## [Problem details]
An unchanged copy of each entry below is needed; keep the pictures out of it.
Material provided Start Marker
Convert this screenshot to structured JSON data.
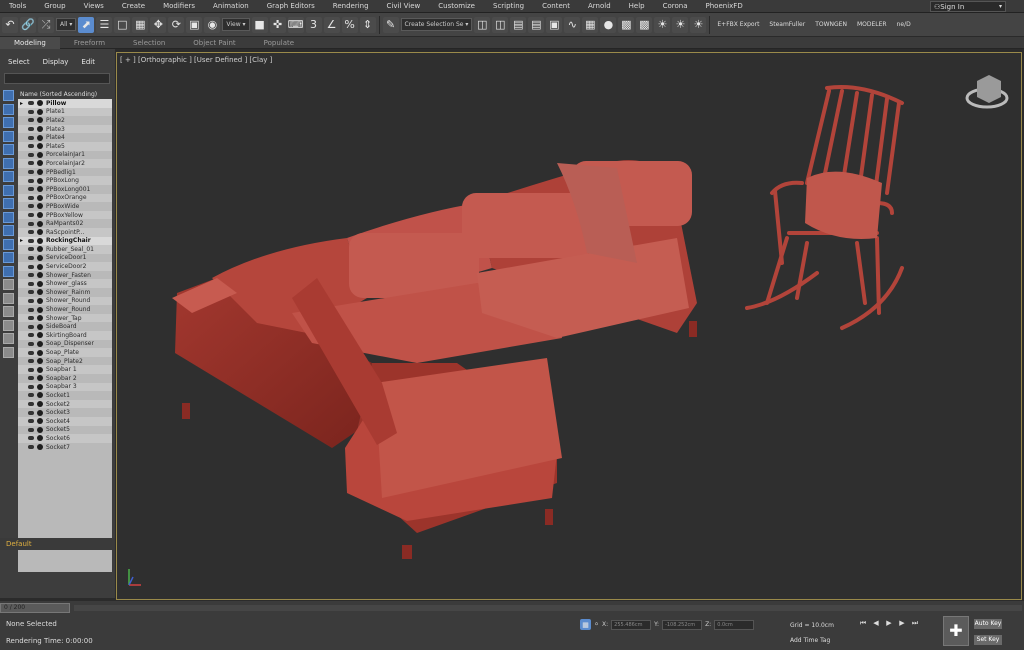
{
  "menu": {
    "items": [
      "Tools",
      "Group",
      "Views",
      "Create",
      "Modifiers",
      "Animation",
      "Graph Editors",
      "Rendering",
      "Civil View",
      "Customize",
      "Scripting",
      "Content",
      "Arnold",
      "Help",
      "Corona",
      "PhoenixFD"
    ],
    "signin": "Sign In"
  },
  "toolbar": {
    "filter_dropdown": "All",
    "view_dropdown": "View",
    "selection_set": "Create Selection Se",
    "plugin1": "E+FBX Export",
    "plugin2": "SteamFuller",
    "plugin3": "TOWNGEN",
    "plugin4": "MODELER",
    "plugin5": "ne/D"
  },
  "ribbon": {
    "tabs": [
      "Modeling",
      "Freeform",
      "Selection",
      "Object Paint",
      "Populate"
    ]
  },
  "command_panel": {
    "tabs": [
      "Select",
      "Display",
      "Edit"
    ],
    "scene_header": "Name (Sorted Ascending)",
    "objects": [
      {
        "name": "Pillow",
        "group": true
      },
      {
        "name": "Plate1"
      },
      {
        "name": "Plate2"
      },
      {
        "name": "Plate3"
      },
      {
        "name": "Plate4"
      },
      {
        "name": "Plate5"
      },
      {
        "name": "PorcelainJar1"
      },
      {
        "name": "PorcelainJar2"
      },
      {
        "name": "PPBedlig1"
      },
      {
        "name": "PPBoxLong"
      },
      {
        "name": "PPBoxLong001"
      },
      {
        "name": "PPBoxOrange"
      },
      {
        "name": "PPBoxWide"
      },
      {
        "name": "PPBoxYellow"
      },
      {
        "name": "RaMpants02"
      },
      {
        "name": "RaScpointP..."
      },
      {
        "name": "RockingChair",
        "group": true
      },
      {
        "name": "Rubber_Seal_01"
      },
      {
        "name": "ServiceDoor1"
      },
      {
        "name": "ServiceDoor2"
      },
      {
        "name": "Shower_Fasten"
      },
      {
        "name": "Shower_glass"
      },
      {
        "name": "Shower_Rainm"
      },
      {
        "name": "Shower_Round"
      },
      {
        "name": "Shower_Round"
      },
      {
        "name": "Shower_Tap"
      },
      {
        "name": "SideBoard"
      },
      {
        "name": "SkirtingBoard"
      },
      {
        "name": "Soap_Dispenser"
      },
      {
        "name": "Soap_Plate"
      },
      {
        "name": "Soap_Plate2"
      },
      {
        "name": "Soapbar 1"
      },
      {
        "name": "Soapbar 2"
      },
      {
        "name": "Soapbar 3"
      },
      {
        "name": "Socket1"
      },
      {
        "name": "Socket2"
      },
      {
        "name": "Socket3"
      },
      {
        "name": "Socket4"
      },
      {
        "name": "Socket5"
      },
      {
        "name": "Socket6"
      },
      {
        "name": "Socket7"
      }
    ],
    "layer": "Default"
  },
  "viewport": {
    "label": "[ + ] [Orthographic ] [User Defined ] [Clay ]"
  },
  "statusbar": {
    "time_slider": "0 / 200",
    "selection": "None Selected",
    "render_time": "Rendering Time: 0:00:00",
    "x_label": "X:",
    "x_value": "255.486cm",
    "y_label": "Y:",
    "y_value": "-108.252cm",
    "z_label": "Z:",
    "z_value": "0.0cm",
    "grid": "Grid = 10.0cm",
    "add_time_tag": "Add Time Tag",
    "auto_key": "Auto Key",
    "set_key": "Set Key"
  }
}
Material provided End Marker
## [Your response]
Convert this screenshot to structured JSON data.
{
  "menu": {
    "items": [
      "Tools",
      "Group",
      "Views",
      "Create",
      "Modifiers",
      "Animation",
      "Graph Editors",
      "Rendering",
      "Civil View",
      "Customize",
      "Scripting",
      "Content",
      "Arnold",
      "Help",
      "Corona",
      "PhoenixFD"
    ],
    "signin": "Sign In"
  },
  "toolbar": {
    "filter_dropdown": "All",
    "view_dropdown": "View",
    "selection_set": "Create Selection Se",
    "plugin1": "E+FBX Export",
    "plugin2": "SteamFuller",
    "plugin3": "TOWNGEN",
    "plugin4": "MODELER",
    "plugin5": "ne/D"
  },
  "ribbon": {
    "tabs": [
      "Modeling",
      "Freeform",
      "Selection",
      "Object Paint",
      "Populate"
    ]
  },
  "command_panel": {
    "tabs": [
      "Select",
      "Display",
      "Edit"
    ],
    "scene_header": "Name (Sorted Ascending)",
    "objects": [
      {
        "name": "Pillow",
        "group": true
      },
      {
        "name": "Plate1"
      },
      {
        "name": "Plate2"
      },
      {
        "name": "Plate3"
      },
      {
        "name": "Plate4"
      },
      {
        "name": "Plate5"
      },
      {
        "name": "PorcelainJar1"
      },
      {
        "name": "PorcelainJar2"
      },
      {
        "name": "PPBedlig1"
      },
      {
        "name": "PPBoxLong"
      },
      {
        "name": "PPBoxLong001"
      },
      {
        "name": "PPBoxOrange"
      },
      {
        "name": "PPBoxWide"
      },
      {
        "name": "PPBoxYellow"
      },
      {
        "name": "RaMpants02"
      },
      {
        "name": "RaScpointP..."
      },
      {
        "name": "RockingChair",
        "group": true
      },
      {
        "name": "Rubber_Seal_01"
      },
      {
        "name": "ServiceDoor1"
      },
      {
        "name": "ServiceDoor2"
      },
      {
        "name": "Shower_Fasten"
      },
      {
        "name": "Shower_glass"
      },
      {
        "name": "Shower_Rainm"
      },
      {
        "name": "Shower_Round"
      },
      {
        "name": "Shower_Round"
      },
      {
        "name": "Shower_Tap"
      },
      {
        "name": "SideBoard"
      },
      {
        "name": "SkirtingBoard"
      },
      {
        "name": "Soap_Dispenser"
      },
      {
        "name": "Soap_Plate"
      },
      {
        "name": "Soap_Plate2"
      },
      {
        "name": "Soapbar 1"
      },
      {
        "name": "Soapbar 2"
      },
      {
        "name": "Soapbar 3"
      },
      {
        "name": "Socket1"
      },
      {
        "name": "Socket2"
      },
      {
        "name": "Socket3"
      },
      {
        "name": "Socket4"
      },
      {
        "name": "Socket5"
      },
      {
        "name": "Socket6"
      },
      {
        "name": "Socket7"
      }
    ],
    "layer": "Default"
  },
  "viewport": {
    "label": "[ + ] [Orthographic ] [User Defined ] [Clay ]"
  },
  "statusbar": {
    "time_slider": "0 / 200",
    "selection": "None Selected",
    "render_time": "Rendering Time: 0:00:00",
    "x_label": "X:",
    "x_value": "255.486cm",
    "y_label": "Y:",
    "y_value": "-108.252cm",
    "z_label": "Z:",
    "z_value": "0.0cm",
    "grid": "Grid = 10.0cm",
    "add_time_tag": "Add Time Tag",
    "auto_key": "Auto Key",
    "set_key": "Set Key"
  }
}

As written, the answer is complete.